Senior US officials are “highly satisfied” with Germany’s regulations setting strict 5G security standards, regardless of the provider, newspaper Frankfurter Allgemeine Sonntagszeitung reported Sunday, citing anonymous German government sources.
The country’s standards for 5G security are apparently so high that unreliable companies have no hope of meeting them, which the US says is the “perfect” approach.
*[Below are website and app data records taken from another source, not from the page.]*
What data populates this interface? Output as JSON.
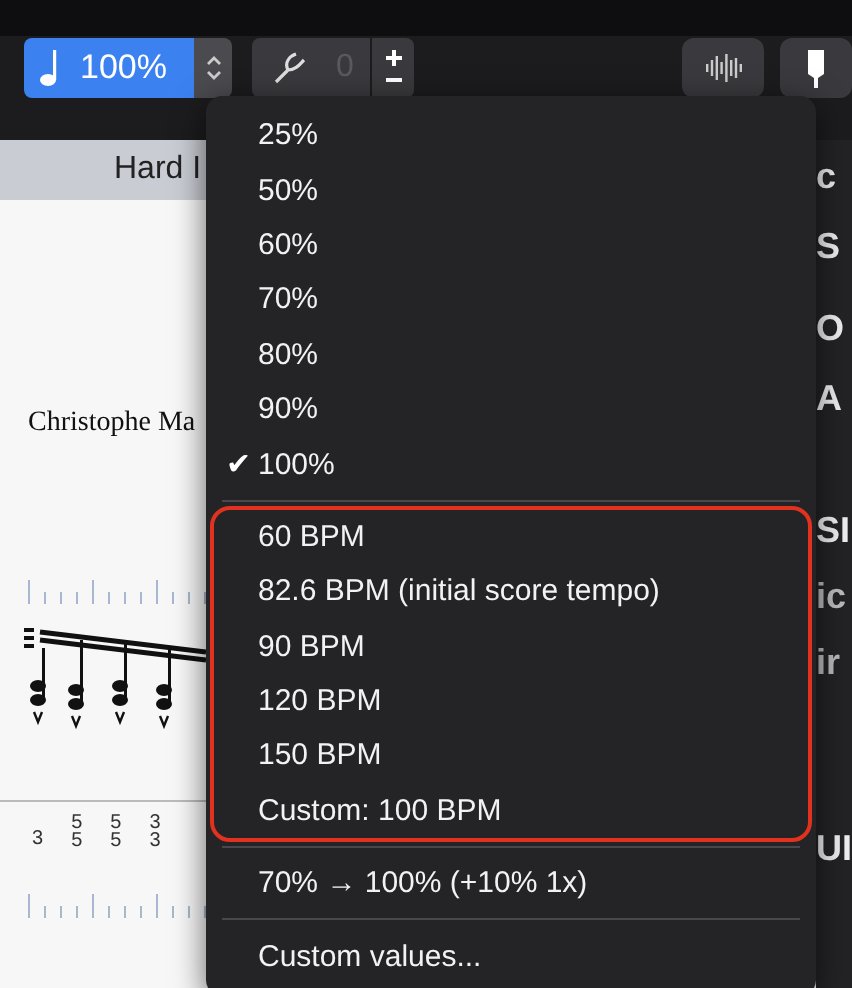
{
  "toolbar": {
    "tempo": {
      "value": "100%"
    },
    "transpose": {
      "value": "0"
    }
  },
  "track_tab": {
    "label": "Hard I"
  },
  "score": {
    "composer": "Christophe Ma",
    "tab_columns": [
      [
        "3"
      ],
      [
        "5",
        "5"
      ],
      [
        "5",
        "5"
      ],
      [
        "3",
        "3"
      ]
    ]
  },
  "side_panel": {
    "fragments": [
      "c",
      "S",
      "O",
      "A",
      "SI",
      "ic",
      "ir",
      "UI"
    ]
  },
  "tempo_menu": {
    "sections": [
      {
        "highlighted": false,
        "items": [
          {
            "label": "25%",
            "selected": false
          },
          {
            "label": "50%",
            "selected": false
          },
          {
            "label": "60%",
            "selected": false
          },
          {
            "label": "70%",
            "selected": false
          },
          {
            "label": "80%",
            "selected": false
          },
          {
            "label": "90%",
            "selected": false
          },
          {
            "label": "100%",
            "selected": true
          }
        ]
      },
      {
        "highlighted": true,
        "items": [
          {
            "label": "60 BPM",
            "selected": false
          },
          {
            "label": "82.6 BPM (initial score tempo)",
            "selected": false
          },
          {
            "label": "90 BPM",
            "selected": false
          },
          {
            "label": "120 BPM",
            "selected": false
          },
          {
            "label": "150 BPM",
            "selected": false
          },
          {
            "label": "Custom: 100 BPM",
            "selected": false
          }
        ]
      },
      {
        "highlighted": false,
        "items": [
          {
            "label": "70% → 100% (+10% 1x)",
            "selected": false
          }
        ]
      },
      {
        "highlighted": false,
        "items": [
          {
            "label": "Custom values...",
            "selected": false
          }
        ]
      }
    ],
    "check_mark": "✔"
  }
}
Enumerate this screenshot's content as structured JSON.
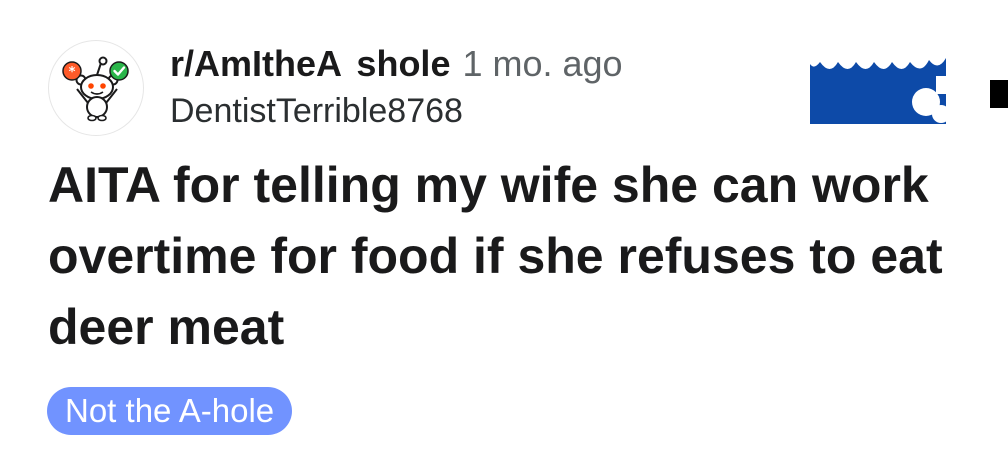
{
  "post": {
    "subreddit": "r/AmItheA  shole",
    "timestamp": "1 mo. ago",
    "username": "DentistTerrible8768",
    "title": "AITA for telling my wife she can work overtime for food if she refuses to eat deer meat",
    "flair": "Not the A-hole"
  },
  "colors": {
    "flair_background": "#7193ff",
    "thumbnail_blue": "#0d4aa8",
    "meta_gray": "#5f6467",
    "text_dark": "#1a1a1b"
  },
  "icons": {
    "avatar": "snoo-mascot-icon",
    "left_badge": "asterisk-badge-icon",
    "right_badge": "checkmark-badge-icon"
  }
}
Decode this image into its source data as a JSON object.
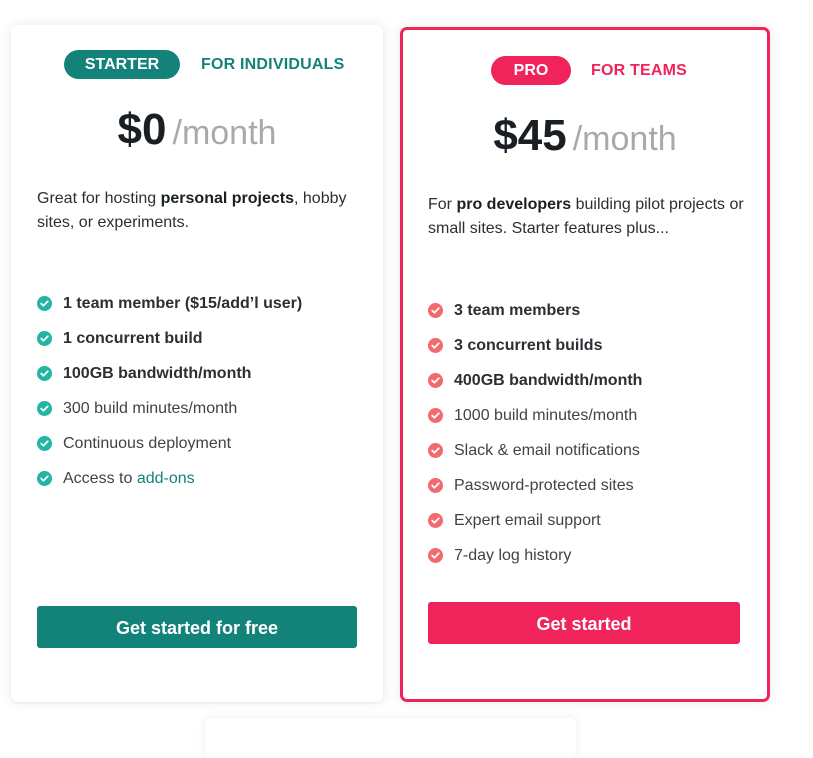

As a result, it’s no longer demanding that Germany explicitly ban Huawei, according to the paper.
Germany’s Federal Ministry for Economic Affairs and Energy declined comment on the US reaction, but confirmed that its already high standards for telecoms has “just been raised again by the Federal Network Agency.”
“Those new basic points are the base of the new catalogue on security standards, that is being worked out at the moment,” it said in an emailed statement.
“All telecommunication providers have to obey them, not just Huawei and not just for 5G, but also for 4G networks, for example.”
“What the United States is urging allies to do is institute security processes that include, among other factors, looking at whether any particular vendor is subject to unchecked or extrajudicial control by a foreign power that could direct that vendor to break host country laws or undermine its security,” a US State Department spokesperson said in an emailed statement.
In March, US Ambassador to Germany Richard A. Grenell reportedly wrote to the country’s economics minister, saying the US wouldn’t be able to share intelligence with the same transparency for fear of the information reaching China.
That followed Secretary of State Mike Pompeo making several indirect warnings about Huawei equipment, which Washington says is used to spy for the Chinese government — an allegation the company denies.
Huawei didn’t immediately respond to a request for comment.
Originally published at April 8, 5:37 a.m. PT.
Updated at April 9, 2:40 a.m. PT: Adds comment from Germany’s Federal Ministry for Economic Affairs and Energy.